» Problem requirements
Select all lines holding the word "kind" from the entries that follow.

━━━

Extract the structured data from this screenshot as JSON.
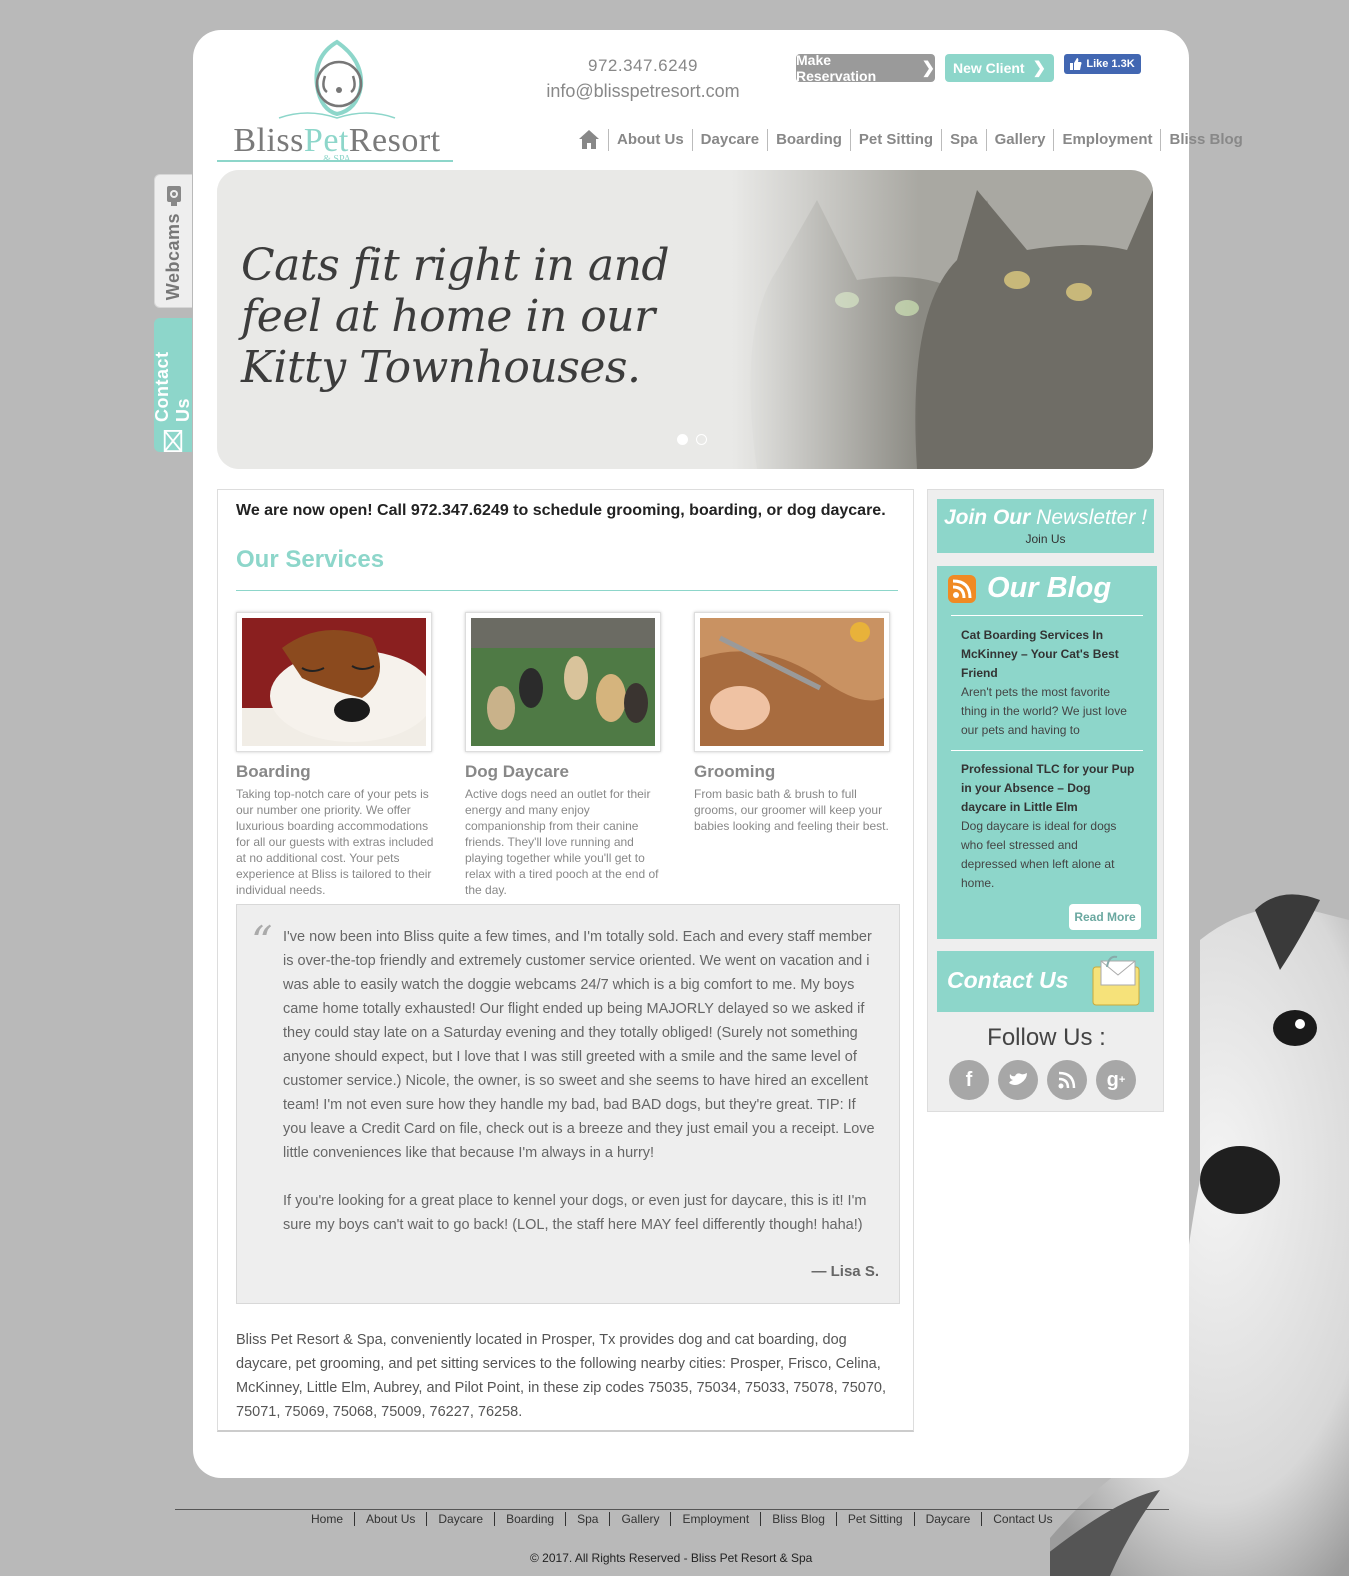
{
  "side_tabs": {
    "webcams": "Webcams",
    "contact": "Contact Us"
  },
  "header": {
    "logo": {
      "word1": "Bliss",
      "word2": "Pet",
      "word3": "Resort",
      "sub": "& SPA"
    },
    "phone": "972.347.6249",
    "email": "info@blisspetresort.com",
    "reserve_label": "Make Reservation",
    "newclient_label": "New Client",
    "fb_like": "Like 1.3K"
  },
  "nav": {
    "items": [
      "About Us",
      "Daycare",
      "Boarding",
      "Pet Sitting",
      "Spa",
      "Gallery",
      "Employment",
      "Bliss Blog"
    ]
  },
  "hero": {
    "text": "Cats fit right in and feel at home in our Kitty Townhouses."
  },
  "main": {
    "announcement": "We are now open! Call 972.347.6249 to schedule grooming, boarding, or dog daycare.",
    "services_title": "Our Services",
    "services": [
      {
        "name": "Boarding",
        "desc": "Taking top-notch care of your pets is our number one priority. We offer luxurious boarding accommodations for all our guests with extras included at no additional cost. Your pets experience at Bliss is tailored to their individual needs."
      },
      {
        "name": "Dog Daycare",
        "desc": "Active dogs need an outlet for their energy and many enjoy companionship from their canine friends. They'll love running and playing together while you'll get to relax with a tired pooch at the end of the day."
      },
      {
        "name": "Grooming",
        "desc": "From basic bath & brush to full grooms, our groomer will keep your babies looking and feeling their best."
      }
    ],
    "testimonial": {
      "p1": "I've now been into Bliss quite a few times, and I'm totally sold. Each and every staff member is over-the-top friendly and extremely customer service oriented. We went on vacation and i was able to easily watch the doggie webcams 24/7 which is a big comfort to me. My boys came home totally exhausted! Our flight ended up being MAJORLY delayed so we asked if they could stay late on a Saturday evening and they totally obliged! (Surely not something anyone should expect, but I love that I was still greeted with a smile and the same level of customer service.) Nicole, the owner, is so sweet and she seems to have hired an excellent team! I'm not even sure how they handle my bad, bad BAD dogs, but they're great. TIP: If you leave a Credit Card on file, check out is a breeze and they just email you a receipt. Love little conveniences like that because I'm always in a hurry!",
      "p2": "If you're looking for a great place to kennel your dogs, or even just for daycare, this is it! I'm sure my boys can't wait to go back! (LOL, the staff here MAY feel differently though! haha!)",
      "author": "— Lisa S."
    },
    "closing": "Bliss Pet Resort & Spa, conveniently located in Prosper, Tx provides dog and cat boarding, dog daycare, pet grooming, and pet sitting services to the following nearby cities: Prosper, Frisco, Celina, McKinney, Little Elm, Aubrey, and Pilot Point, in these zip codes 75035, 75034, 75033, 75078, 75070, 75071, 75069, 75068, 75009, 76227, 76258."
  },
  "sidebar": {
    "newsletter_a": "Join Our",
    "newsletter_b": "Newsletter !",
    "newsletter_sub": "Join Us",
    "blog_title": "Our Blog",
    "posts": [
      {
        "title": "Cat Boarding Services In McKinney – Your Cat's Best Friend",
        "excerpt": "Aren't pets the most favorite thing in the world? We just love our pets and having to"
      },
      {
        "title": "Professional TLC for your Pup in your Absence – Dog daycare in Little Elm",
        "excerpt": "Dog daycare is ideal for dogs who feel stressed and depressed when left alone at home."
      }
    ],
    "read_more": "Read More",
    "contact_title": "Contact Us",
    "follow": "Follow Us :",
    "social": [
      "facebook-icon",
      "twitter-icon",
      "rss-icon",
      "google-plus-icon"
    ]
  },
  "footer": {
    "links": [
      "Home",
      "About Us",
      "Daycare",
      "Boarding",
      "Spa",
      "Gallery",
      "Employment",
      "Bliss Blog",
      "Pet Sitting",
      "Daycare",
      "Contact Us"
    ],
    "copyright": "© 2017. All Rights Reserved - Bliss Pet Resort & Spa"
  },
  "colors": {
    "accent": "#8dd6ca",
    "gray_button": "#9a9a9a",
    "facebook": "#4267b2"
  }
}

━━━

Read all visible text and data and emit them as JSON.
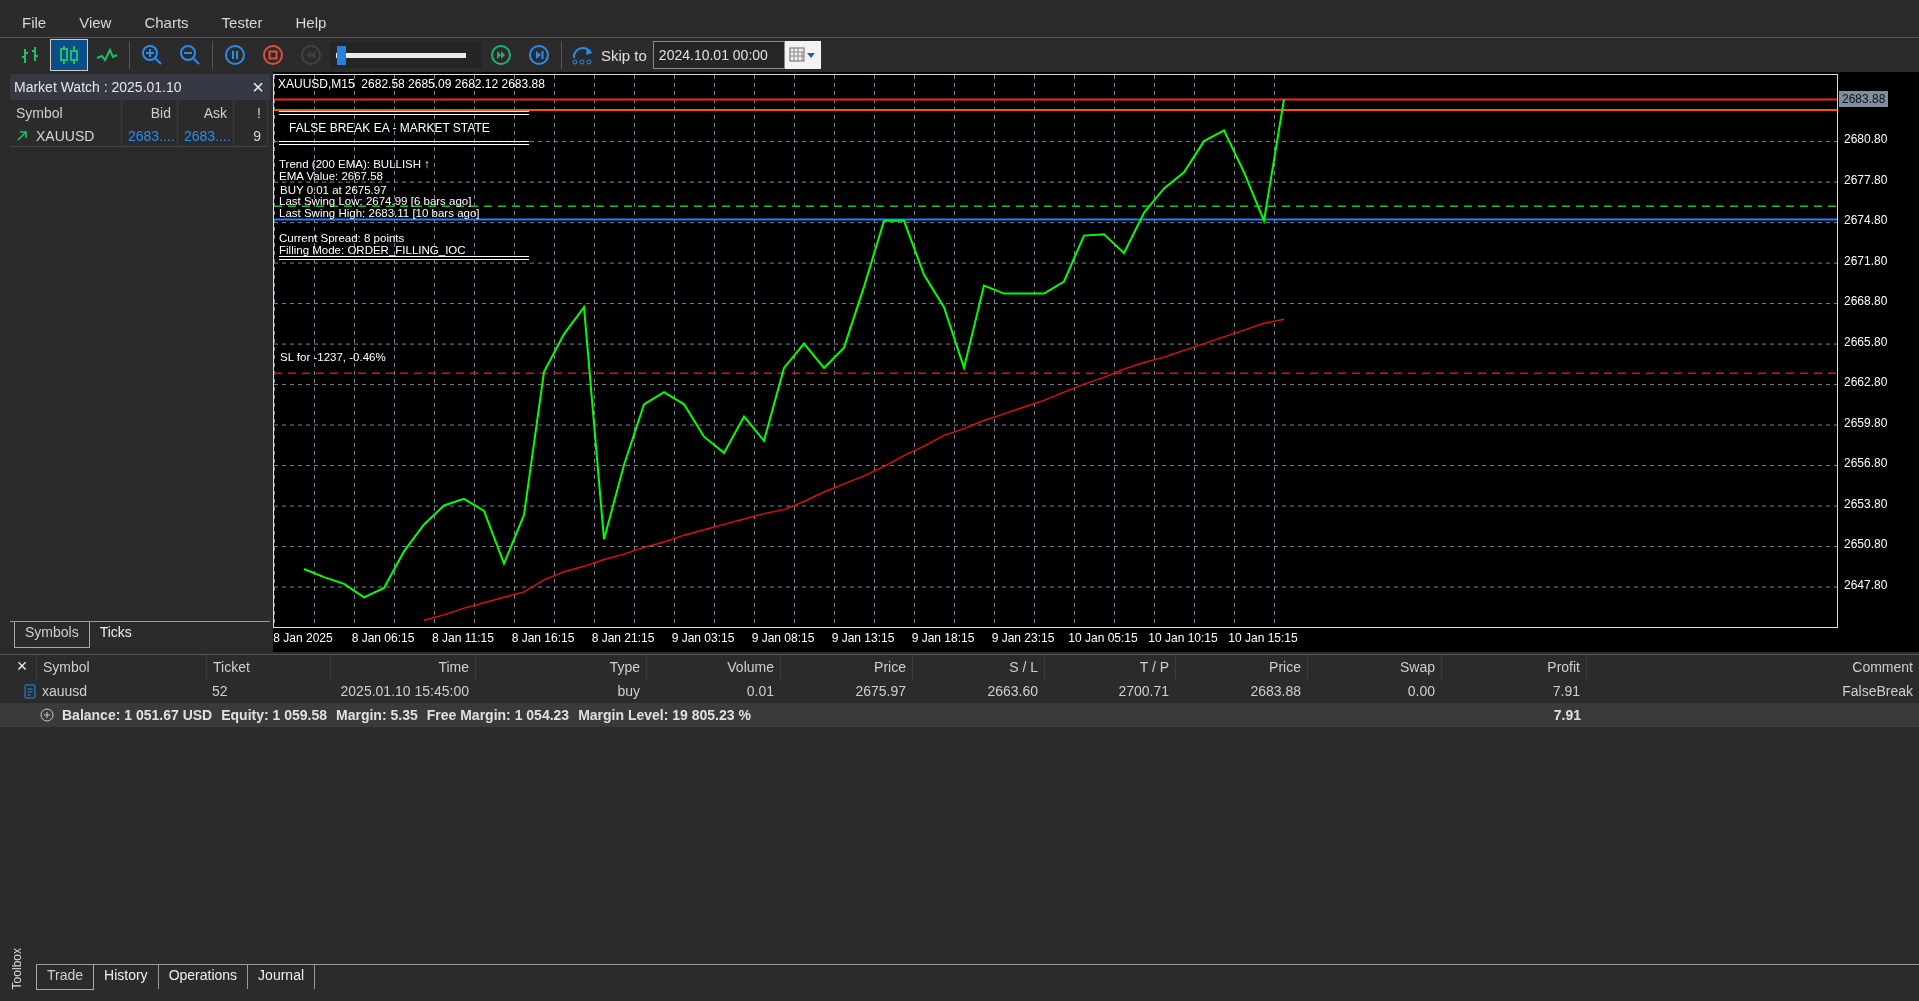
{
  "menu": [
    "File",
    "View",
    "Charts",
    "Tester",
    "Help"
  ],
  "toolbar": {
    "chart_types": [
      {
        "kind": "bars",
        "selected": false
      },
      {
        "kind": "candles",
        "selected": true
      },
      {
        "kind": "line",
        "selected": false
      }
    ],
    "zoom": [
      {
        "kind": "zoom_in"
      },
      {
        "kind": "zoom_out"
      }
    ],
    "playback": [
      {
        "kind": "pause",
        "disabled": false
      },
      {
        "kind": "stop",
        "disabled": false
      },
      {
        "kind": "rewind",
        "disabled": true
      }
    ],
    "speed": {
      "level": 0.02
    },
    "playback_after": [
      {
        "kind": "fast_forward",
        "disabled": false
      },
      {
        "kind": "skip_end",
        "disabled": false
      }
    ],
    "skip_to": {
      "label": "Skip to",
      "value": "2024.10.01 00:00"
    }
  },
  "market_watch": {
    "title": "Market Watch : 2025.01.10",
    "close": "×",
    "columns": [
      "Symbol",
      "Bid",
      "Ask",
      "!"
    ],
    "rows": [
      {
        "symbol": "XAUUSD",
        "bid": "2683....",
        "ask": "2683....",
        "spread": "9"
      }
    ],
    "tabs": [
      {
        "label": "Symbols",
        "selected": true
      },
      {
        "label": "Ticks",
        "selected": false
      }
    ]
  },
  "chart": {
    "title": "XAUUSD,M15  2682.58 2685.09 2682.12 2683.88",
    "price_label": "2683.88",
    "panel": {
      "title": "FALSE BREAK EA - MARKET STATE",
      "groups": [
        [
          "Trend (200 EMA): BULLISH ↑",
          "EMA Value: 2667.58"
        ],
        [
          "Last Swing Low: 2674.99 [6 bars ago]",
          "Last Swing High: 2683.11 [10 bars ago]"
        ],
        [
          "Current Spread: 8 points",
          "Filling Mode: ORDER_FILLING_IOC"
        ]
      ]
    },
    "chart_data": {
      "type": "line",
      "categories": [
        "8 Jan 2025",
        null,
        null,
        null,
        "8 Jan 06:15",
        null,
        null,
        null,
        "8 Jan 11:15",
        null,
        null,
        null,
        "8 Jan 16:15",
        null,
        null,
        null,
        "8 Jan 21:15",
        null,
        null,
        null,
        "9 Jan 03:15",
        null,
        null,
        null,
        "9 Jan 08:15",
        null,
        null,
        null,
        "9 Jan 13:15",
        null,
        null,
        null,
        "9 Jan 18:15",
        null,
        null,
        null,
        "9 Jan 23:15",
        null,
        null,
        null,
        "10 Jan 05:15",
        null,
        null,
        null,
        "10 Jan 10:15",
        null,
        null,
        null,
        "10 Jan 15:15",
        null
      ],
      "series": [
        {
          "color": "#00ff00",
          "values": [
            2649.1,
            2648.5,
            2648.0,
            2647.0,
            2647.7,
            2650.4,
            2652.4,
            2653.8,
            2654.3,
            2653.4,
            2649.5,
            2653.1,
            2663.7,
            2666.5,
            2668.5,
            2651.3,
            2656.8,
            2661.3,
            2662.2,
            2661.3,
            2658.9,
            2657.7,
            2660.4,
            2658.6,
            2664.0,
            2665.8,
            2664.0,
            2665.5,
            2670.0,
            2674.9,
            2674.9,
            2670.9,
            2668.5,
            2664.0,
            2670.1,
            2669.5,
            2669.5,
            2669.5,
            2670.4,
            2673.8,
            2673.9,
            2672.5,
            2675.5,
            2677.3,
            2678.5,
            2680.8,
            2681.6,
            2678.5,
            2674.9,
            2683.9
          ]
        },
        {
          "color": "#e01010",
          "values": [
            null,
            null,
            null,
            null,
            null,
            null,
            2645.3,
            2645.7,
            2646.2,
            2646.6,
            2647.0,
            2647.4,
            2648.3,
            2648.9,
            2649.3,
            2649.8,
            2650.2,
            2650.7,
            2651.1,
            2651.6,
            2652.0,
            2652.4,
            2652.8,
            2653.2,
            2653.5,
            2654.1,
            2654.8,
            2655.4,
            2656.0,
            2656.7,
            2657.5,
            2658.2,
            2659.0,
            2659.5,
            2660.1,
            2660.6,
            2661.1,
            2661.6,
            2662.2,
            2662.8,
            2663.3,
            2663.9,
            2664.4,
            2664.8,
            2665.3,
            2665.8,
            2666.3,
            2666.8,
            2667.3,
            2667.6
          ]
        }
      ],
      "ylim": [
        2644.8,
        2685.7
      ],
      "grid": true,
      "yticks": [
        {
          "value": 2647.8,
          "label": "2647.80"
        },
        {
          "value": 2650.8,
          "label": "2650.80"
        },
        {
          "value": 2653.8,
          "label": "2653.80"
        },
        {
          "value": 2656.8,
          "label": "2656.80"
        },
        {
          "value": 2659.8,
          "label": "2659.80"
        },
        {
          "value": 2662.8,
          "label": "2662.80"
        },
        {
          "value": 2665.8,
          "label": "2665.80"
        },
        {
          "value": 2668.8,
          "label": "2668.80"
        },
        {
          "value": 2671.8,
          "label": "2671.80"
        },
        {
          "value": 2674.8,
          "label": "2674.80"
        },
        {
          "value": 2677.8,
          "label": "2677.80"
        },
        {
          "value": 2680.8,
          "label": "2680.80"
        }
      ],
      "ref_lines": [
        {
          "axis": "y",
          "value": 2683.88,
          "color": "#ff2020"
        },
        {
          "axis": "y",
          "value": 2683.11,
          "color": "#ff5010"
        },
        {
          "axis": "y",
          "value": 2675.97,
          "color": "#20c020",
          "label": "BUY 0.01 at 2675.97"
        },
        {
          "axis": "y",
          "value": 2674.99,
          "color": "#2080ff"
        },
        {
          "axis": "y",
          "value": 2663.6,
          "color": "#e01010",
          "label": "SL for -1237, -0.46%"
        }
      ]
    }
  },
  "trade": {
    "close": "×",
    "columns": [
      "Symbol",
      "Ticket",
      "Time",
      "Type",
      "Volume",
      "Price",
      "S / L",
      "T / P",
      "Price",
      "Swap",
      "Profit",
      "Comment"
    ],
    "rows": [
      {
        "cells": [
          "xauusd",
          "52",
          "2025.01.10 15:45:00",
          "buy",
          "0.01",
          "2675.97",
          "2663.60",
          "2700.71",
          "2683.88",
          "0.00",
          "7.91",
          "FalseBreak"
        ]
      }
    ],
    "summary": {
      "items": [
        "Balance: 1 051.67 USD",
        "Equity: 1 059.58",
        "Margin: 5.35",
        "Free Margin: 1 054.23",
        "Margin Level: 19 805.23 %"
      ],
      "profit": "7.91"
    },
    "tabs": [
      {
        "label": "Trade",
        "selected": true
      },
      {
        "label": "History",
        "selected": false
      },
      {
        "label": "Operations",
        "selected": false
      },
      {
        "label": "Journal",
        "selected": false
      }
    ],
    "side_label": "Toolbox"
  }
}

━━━

» Response for this exercise
        "kind": "bars",
        "kind": "candles",
        "kind": "line",
        "kind": "zoom_in"
        "kind": "zoom_out"
        "kind": "pause",
        "kind": "stop",
        "kind": "rewind",
        "kind": "fast_forward",
        "kind": "skip_end",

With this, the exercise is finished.